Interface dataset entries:
Start of Block

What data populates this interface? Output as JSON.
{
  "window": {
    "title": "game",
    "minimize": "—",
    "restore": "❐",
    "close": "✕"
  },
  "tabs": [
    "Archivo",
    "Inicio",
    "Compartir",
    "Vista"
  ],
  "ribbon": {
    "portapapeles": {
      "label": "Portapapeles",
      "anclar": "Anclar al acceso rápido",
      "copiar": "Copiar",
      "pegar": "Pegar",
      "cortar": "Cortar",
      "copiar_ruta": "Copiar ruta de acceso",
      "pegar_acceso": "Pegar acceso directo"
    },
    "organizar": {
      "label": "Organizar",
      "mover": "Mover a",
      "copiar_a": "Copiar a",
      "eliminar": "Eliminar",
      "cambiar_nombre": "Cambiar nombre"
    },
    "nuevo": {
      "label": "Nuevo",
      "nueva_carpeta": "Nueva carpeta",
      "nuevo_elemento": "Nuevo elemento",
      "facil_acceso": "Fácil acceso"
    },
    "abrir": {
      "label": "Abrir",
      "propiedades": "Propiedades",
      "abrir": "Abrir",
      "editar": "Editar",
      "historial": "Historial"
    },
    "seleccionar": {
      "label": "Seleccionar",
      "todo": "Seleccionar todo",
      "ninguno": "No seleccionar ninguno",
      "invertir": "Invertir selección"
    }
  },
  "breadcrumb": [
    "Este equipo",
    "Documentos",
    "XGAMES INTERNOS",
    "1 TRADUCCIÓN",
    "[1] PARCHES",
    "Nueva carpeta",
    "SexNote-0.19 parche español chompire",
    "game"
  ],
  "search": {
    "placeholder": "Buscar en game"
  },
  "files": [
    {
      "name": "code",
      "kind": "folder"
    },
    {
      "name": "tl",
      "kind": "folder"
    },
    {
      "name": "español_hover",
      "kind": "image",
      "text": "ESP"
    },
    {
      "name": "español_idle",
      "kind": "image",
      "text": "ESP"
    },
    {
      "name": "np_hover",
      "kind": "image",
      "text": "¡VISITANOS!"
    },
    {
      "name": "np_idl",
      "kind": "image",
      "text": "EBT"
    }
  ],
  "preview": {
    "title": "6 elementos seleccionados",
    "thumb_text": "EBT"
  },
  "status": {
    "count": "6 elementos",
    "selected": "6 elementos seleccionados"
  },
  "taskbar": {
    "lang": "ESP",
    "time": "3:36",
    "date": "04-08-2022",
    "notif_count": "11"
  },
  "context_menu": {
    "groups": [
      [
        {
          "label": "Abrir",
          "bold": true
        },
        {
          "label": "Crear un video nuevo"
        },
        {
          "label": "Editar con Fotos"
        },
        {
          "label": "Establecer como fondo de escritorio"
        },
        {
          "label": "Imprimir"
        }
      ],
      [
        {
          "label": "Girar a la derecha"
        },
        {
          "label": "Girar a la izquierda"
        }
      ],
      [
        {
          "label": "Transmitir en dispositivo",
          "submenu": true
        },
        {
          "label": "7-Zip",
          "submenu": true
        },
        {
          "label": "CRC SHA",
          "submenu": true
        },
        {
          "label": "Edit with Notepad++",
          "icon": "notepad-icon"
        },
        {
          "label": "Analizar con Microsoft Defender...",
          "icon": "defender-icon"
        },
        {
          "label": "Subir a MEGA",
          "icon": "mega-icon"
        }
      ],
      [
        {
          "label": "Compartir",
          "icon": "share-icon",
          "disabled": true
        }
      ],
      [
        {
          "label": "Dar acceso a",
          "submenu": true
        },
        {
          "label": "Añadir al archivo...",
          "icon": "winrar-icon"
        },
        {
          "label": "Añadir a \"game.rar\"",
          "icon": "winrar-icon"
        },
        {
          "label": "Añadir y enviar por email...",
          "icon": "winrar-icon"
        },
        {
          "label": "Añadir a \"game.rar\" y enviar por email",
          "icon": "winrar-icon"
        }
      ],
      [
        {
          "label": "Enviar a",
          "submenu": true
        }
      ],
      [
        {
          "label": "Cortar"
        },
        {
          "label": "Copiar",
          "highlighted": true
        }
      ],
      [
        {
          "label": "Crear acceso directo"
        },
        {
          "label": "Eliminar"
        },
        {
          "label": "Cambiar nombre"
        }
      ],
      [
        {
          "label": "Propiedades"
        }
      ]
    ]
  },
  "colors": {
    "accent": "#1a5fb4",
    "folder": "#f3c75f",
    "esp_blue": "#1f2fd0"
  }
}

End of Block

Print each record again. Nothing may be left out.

What data populates this interface? Output as JSON.
{
  "window": {
    "title": "game",
    "minimize": "—",
    "restore": "❐",
    "close": "✕"
  },
  "tabs": [
    "Archivo",
    "Inicio",
    "Compartir",
    "Vista"
  ],
  "ribbon": {
    "portapapeles": {
      "label": "Portapapeles",
      "anclar": "Anclar al acceso rápido",
      "copiar": "Copiar",
      "pegar": "Pegar",
      "cortar": "Cortar",
      "copiar_ruta": "Copiar ruta de acceso",
      "pegar_acceso": "Pegar acceso directo"
    },
    "organizar": {
      "label": "Organizar",
      "mover": "Mover a",
      "copiar_a": "Copiar a",
      "eliminar": "Eliminar",
      "cambiar_nombre": "Cambiar nombre"
    },
    "nuevo": {
      "label": "Nuevo",
      "nueva_carpeta": "Nueva carpeta",
      "nuevo_elemento": "Nuevo elemento",
      "facil_acceso": "Fácil acceso"
    },
    "abrir": {
      "label": "Abrir",
      "propiedades": "Propiedades",
      "abrir": "Abrir",
      "editar": "Editar",
      "historial": "Historial"
    },
    "seleccionar": {
      "label": "Seleccionar",
      "todo": "Seleccionar todo",
      "ninguno": "No seleccionar ninguno",
      "invertir": "Invertir selección"
    }
  },
  "breadcrumb": [
    "Este equipo",
    "Documentos",
    "XGAMES INTERNOS",
    "1 TRADUCCIÓN",
    "[1] PARCHES",
    "Nueva carpeta",
    "SexNote-0.19 parche español chompire",
    "game"
  ],
  "search": {
    "placeholder": "Buscar en game"
  },
  "files": [
    {
      "name": "code",
      "kind": "folder"
    },
    {
      "name": "tl",
      "kind": "folder"
    },
    {
      "name": "español_hover",
      "kind": "image",
      "text": "ESP"
    },
    {
      "name": "español_idle",
      "kind": "image",
      "text": "ESP"
    },
    {
      "name": "np_hover",
      "kind": "image",
      "text": "¡VISITANOS!"
    },
    {
      "name": "np_idl",
      "kind": "image",
      "text": "EBT"
    }
  ],
  "preview": {
    "title": "6 elementos seleccionados",
    "thumb_text": "EBT"
  },
  "status": {
    "count": "6 elementos",
    "selected": "6 elementos seleccionados"
  },
  "taskbar": {
    "lang": "ESP",
    "time": "3:36",
    "date": "04-08-2022",
    "notif_count": "11"
  },
  "context_menu": {
    "groups": [
      [
        {
          "label": "Abrir",
          "bold": true
        },
        {
          "label": "Crear un video nuevo"
        },
        {
          "label": "Editar con Fotos"
        },
        {
          "label": "Establecer como fondo de escritorio"
        },
        {
          "label": "Imprimir"
        }
      ],
      [
        {
          "label": "Girar a la derecha"
        },
        {
          "label": "Girar a la izquierda"
        }
      ],
      [
        {
          "label": "Transmitir en dispositivo",
          "submenu": true
        },
        {
          "label": "7-Zip",
          "submenu": true
        },
        {
          "label": "CRC SHA",
          "submenu": true
        },
        {
          "label": "Edit with Notepad++",
          "icon": "notepad-icon"
        },
        {
          "label": "Analizar con Microsoft Defender...",
          "icon": "defender-icon"
        },
        {
          "label": "Subir a MEGA",
          "icon": "mega-icon"
        }
      ],
      [
        {
          "label": "Compartir",
          "icon": "share-icon",
          "disabled": true
        }
      ],
      [
        {
          "label": "Dar acceso a",
          "submenu": true
        },
        {
          "label": "Añadir al archivo...",
          "icon": "winrar-icon"
        },
        {
          "label": "Añadir a \"game.rar\"",
          "icon": "winrar-icon"
        },
        {
          "label": "Añadir y enviar por email...",
          "icon": "winrar-icon"
        },
        {
          "label": "Añadir a \"game.rar\" y enviar por email",
          "icon": "winrar-icon"
        }
      ],
      [
        {
          "label": "Enviar a",
          "submenu": true
        }
      ],
      [
        {
          "label": "Cortar"
        },
        {
          "label": "Copiar",
          "highlighted": true
        }
      ],
      [
        {
          "label": "Crear acceso directo"
        },
        {
          "label": "Eliminar"
        },
        {
          "label": "Cambiar nombre"
        }
      ],
      [
        {
          "label": "Propiedades"
        }
      ]
    ]
  },
  "colors": {
    "accent": "#1a5fb4",
    "folder": "#f3c75f",
    "esp_blue": "#1f2fd0"
  }
}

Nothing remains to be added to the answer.